What you are asked to do
Where does "this" appear in the data? Return each line that holds it.

*****

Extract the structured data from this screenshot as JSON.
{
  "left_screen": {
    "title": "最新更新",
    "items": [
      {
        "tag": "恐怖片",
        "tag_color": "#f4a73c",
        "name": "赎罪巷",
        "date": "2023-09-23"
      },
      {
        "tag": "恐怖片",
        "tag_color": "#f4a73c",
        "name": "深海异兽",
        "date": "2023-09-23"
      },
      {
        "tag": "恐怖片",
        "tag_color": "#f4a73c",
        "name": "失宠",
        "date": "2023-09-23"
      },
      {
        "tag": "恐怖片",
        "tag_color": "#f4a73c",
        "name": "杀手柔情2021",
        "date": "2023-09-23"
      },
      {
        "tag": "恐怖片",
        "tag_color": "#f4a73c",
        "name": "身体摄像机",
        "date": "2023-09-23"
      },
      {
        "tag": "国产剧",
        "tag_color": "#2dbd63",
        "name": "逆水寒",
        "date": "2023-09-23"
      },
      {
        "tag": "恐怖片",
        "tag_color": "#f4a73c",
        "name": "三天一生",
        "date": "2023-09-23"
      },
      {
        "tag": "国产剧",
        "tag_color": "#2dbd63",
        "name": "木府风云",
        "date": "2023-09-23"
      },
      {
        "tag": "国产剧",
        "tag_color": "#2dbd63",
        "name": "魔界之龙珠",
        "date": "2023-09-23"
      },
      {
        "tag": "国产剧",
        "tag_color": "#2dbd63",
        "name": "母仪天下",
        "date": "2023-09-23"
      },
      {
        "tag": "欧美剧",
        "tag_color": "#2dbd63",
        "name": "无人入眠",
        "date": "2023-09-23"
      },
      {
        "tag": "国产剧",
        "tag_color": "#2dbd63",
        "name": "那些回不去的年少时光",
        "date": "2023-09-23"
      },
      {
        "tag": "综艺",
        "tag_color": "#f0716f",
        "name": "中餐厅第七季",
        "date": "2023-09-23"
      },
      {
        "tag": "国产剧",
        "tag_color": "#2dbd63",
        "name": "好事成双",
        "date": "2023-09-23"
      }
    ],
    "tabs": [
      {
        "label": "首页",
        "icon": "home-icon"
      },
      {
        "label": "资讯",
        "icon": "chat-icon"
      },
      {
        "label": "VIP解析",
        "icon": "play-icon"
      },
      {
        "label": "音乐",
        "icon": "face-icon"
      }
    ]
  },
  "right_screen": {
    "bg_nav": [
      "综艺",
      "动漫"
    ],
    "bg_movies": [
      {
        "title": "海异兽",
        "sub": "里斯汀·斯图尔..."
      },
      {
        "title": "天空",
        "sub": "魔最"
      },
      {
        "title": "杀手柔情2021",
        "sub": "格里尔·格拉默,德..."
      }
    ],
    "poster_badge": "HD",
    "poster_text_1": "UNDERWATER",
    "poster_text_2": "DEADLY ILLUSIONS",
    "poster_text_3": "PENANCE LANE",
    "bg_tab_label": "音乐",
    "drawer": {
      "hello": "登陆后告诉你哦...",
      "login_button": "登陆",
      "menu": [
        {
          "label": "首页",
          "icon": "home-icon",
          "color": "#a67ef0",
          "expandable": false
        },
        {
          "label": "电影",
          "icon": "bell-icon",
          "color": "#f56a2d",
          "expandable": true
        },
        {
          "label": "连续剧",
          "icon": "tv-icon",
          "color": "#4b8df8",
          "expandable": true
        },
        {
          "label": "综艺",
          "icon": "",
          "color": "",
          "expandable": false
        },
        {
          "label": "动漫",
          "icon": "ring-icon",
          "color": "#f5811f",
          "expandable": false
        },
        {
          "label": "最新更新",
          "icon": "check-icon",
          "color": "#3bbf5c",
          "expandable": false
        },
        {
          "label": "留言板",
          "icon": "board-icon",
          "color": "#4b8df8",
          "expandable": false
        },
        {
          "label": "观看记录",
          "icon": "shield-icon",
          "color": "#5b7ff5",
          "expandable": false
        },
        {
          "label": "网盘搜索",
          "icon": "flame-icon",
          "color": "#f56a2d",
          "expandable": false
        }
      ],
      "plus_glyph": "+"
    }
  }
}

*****

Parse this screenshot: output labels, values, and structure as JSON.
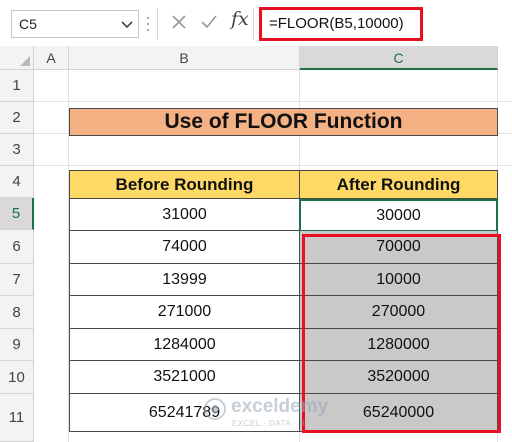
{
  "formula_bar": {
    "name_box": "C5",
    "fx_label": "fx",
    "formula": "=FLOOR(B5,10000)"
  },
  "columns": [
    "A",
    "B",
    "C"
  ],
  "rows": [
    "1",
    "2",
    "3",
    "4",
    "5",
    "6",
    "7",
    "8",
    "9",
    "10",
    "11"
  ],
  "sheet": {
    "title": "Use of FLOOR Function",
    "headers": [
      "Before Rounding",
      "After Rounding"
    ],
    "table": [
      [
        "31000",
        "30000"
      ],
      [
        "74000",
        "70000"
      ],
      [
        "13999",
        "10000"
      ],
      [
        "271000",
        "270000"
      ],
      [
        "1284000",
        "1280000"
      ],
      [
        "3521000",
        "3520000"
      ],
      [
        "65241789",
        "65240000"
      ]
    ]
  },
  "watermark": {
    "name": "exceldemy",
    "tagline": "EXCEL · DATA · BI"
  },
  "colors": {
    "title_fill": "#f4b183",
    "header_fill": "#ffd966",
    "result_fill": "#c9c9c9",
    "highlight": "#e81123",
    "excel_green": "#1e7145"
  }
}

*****

The completed task
Extract the structured data from this screenshot as JSON.
Parse this screenshot: output labels, values, and structure as JSON.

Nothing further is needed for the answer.